I realize that you are scared because the future of the New York City Ballet is uncertain; you don't know who will man the ship, and your career that you've worked your entire life for feels under attack.
On social media some of you alluded to the idea that Peter Martins' downfall is a result of the times; a maelstrom of allegations sweeping the country, bringing down powerful men, for misdeeds proven and unproven. I understand that for many of you this feels unfair: Peter has helped you personally ascend the ranks of the company by believing in you, and mentoring you. For others the described behavior may feel abstract; it isn't something you've witnessed, and many of the accusations occurred long before your time, maybe even before you were born. And above all, how could you possibly betray the man who plucked you from the school and gave you the chance of a lifetime: to dance with one of the most prestigious ballet companies in the world? How could you see this person, who gave you this chance, this gift, as the monster he's being painted as?
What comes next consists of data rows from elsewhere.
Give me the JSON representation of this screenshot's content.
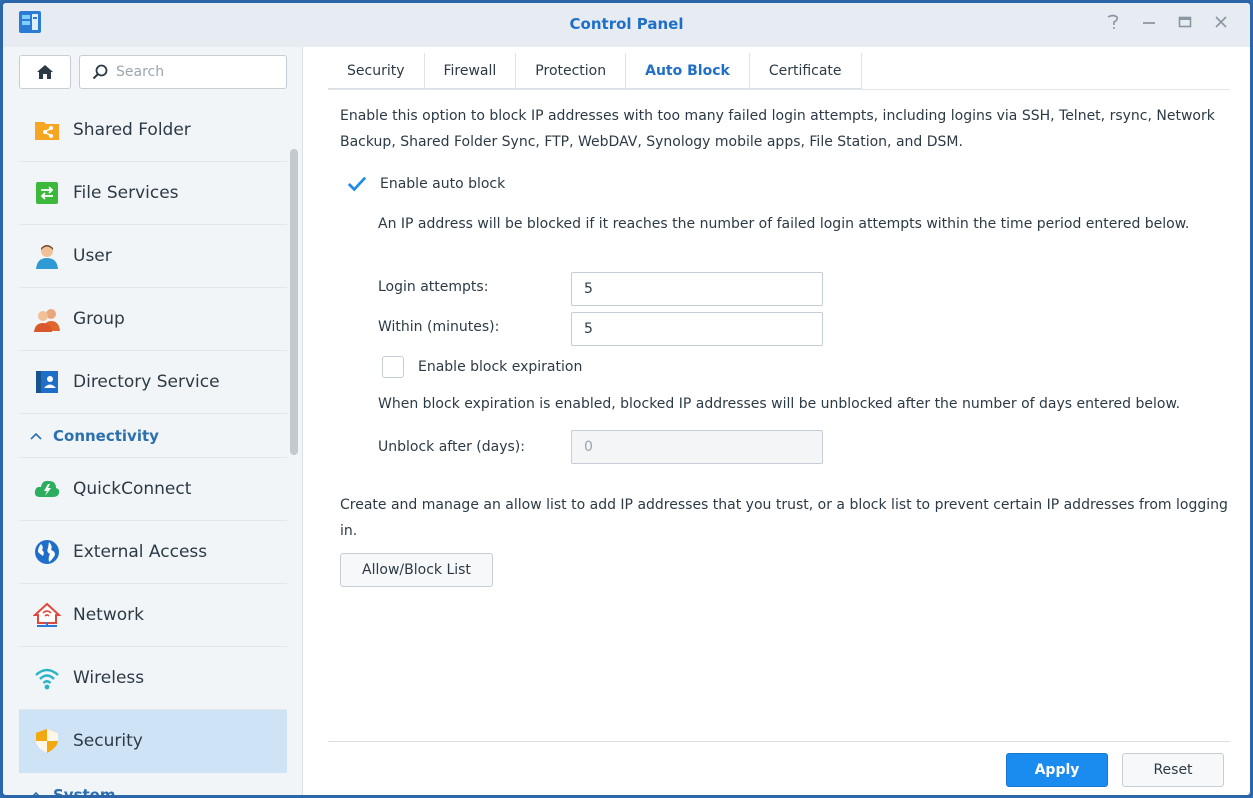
{
  "window": {
    "title": "Control Panel"
  },
  "title_controls": {
    "help_glyph": "?",
    "minimize_glyph": "—",
    "maximize_glyph": "□",
    "close_glyph": "✕"
  },
  "search": {
    "placeholder": "Search"
  },
  "sidebar": {
    "items_top": [
      {
        "label": "Shared Folder",
        "icon": "shared-folder-icon"
      },
      {
        "label": "File Services",
        "icon": "file-services-icon"
      },
      {
        "label": "User",
        "icon": "user-icon"
      },
      {
        "label": "Group",
        "icon": "group-icon"
      },
      {
        "label": "Directory Service",
        "icon": "directory-service-icon"
      }
    ],
    "section_connectivity": "Connectivity",
    "items_connectivity": [
      {
        "label": "QuickConnect",
        "icon": "quickconnect-icon"
      },
      {
        "label": "External Access",
        "icon": "external-access-icon"
      },
      {
        "label": "Network",
        "icon": "network-icon"
      },
      {
        "label": "Wireless",
        "icon": "wireless-icon"
      },
      {
        "label": "Security",
        "icon": "security-shield-icon",
        "active": true
      }
    ],
    "section_system": "System"
  },
  "tabs": [
    {
      "label": "Security"
    },
    {
      "label": "Firewall"
    },
    {
      "label": "Protection"
    },
    {
      "label": "Auto Block",
      "active": true
    },
    {
      "label": "Certificate"
    }
  ],
  "content": {
    "intro": "Enable this option to block IP addresses with too many failed login attempts, including logins via SSH, Telnet, rsync, Network Backup, Shared Folder Sync, FTP, WebDAV, Synology mobile apps, File Station, and DSM.",
    "enable_auto_block": {
      "label": "Enable auto block",
      "checked": true
    },
    "auto_block_desc": "An IP address will be blocked if it reaches the number of failed login attempts within the time period entered below.",
    "login_attempts": {
      "label": "Login attempts:",
      "value": "5"
    },
    "within_minutes": {
      "label": "Within (minutes):",
      "value": "5"
    },
    "enable_block_expiration": {
      "label": "Enable block expiration",
      "checked": false
    },
    "expiration_desc": "When block expiration is enabled, blocked IP addresses will be unblocked after the number of days entered below.",
    "unblock_after": {
      "label": "Unblock after (days):",
      "value": "0"
    },
    "list_desc": "Create and manage an allow list to add IP addresses that you trust, or a block list to prevent certain IP addresses from logging in.",
    "allow_block_button": "Allow/Block List"
  },
  "footer": {
    "apply": "Apply",
    "reset": "Reset"
  },
  "colors": {
    "accent": "#1f6fc9",
    "primary_button": "#1a8cf0",
    "active_nav": "#cfe3f6"
  }
}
Throughout his remarkable career, the fiercely determined, intelligent and energetic Arthur Mitchell has become accustomed to being called a trailblazer. "Being a typical Aries, I like being the first," he says, laughing. "That's what I've been doing all my life."
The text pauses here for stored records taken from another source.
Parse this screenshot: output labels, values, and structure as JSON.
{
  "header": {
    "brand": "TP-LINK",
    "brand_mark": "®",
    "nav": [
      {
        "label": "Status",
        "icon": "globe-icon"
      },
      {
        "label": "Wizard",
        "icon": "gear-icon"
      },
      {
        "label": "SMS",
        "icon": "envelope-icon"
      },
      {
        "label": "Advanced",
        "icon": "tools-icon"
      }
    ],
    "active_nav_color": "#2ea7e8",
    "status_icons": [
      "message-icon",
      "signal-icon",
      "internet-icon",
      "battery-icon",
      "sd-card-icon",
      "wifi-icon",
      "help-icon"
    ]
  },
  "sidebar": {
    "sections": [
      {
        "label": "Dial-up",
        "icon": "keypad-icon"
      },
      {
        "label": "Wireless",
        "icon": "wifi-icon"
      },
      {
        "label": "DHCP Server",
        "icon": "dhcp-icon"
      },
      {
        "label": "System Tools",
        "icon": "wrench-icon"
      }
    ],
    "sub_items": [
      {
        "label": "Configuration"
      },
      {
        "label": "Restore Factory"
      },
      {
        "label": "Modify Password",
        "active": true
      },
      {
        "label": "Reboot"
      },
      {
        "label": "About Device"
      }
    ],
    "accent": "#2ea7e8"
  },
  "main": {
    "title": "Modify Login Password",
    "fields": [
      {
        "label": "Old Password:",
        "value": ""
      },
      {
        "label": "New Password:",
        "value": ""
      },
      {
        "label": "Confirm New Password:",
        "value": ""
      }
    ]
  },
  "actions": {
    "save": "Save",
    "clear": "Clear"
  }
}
This is true, especially when it comes to the discussion at the forefront of today's national dialogue about dance: diversity in ballet.
In the dance world, Mandy Moore has long been a go-to name, but in 2017, the success of her choreography for La La Land made the rest of the world stop and take notice. After whirlwind seasons as choreographer and producer on both "Dancing with the Stars" and "So You Think You Can Dance," she capped off the year with two Emmy Award nominations—and her first win.
You've come a long way on "So You Think You Can Dance"—from assistant to the choreographer (Season 1) to creative producer (Season 14). What keeps you returning to the show?
"So You Think You Can Dance" was one of my first jobs, so it feels like home. I love the chaos of live television; as soon as one show is over you're on to the next.
Last Saturday night, Dance/NYC, Gibney Dance and the Actors Fund hosted a conversation on sexual harassment in the dance world. The floor was open for anyone in attendance to share whatever they wanted: personal stories, resources, suggestions.
The event brought to light some of the questions the dance world is facing, and though we don't yet have all the answers, it helped lay out the areas we need to address:
What would dance-specific sexual harassment training and policies look like?
Corporate harassment trainings tend to tell employees to avoid touching coworkers and to not wear revealing clothing in the workplace. Obviously, these rules aren't applicable to the dance world. Many in attendance agreed that everyone in the dance world should undergo training, so what should it include?
The ballet world can't get enough of Arthur Pita. With his maverick, surreal imagination, the self-styled "David Lynch of dance" brings a welcome theatricality to everything he touches, from his version of Kafka's The Metamorphosis to 2017's Salome for San Francisco Ballet.
The South African–born Pita competed in disco dancing and later performed with Matthew Bourne's New Adventures. Today, he is Bourne's offstage partner, and the pair live together in London. His latest work, which premiered in November, is a one-act adaptation of Dorothy Scarborough's 1925 Texan novel, The Wind, for The Royal Ballet.
We've been a fan of the space bun look since our Spice Girls days, which is exactly why we were so excited when hair and makeup artist Angela Huff brought the double-bun style back for our January cover shoot with American Ballet Theatre's Erica Lall. To give the '90s style a modern twist, Huff added a few braided details. Here's how to copy the look for your next class:
Photo by Nathan Sayers
At age 24, dancer and choreographer Caleb Teicher already has accolades beyond his years. But this week, the Bessie Award–winning performer adds another impressive feat to his resumé: His company's Joyce Theater debut. Though tap is Teicher's focus, he masterfully combines everything from jazz to Lindy Hop to hip hop in his fresh, clever choreography.
We caught up with him for our "Spotlight" series: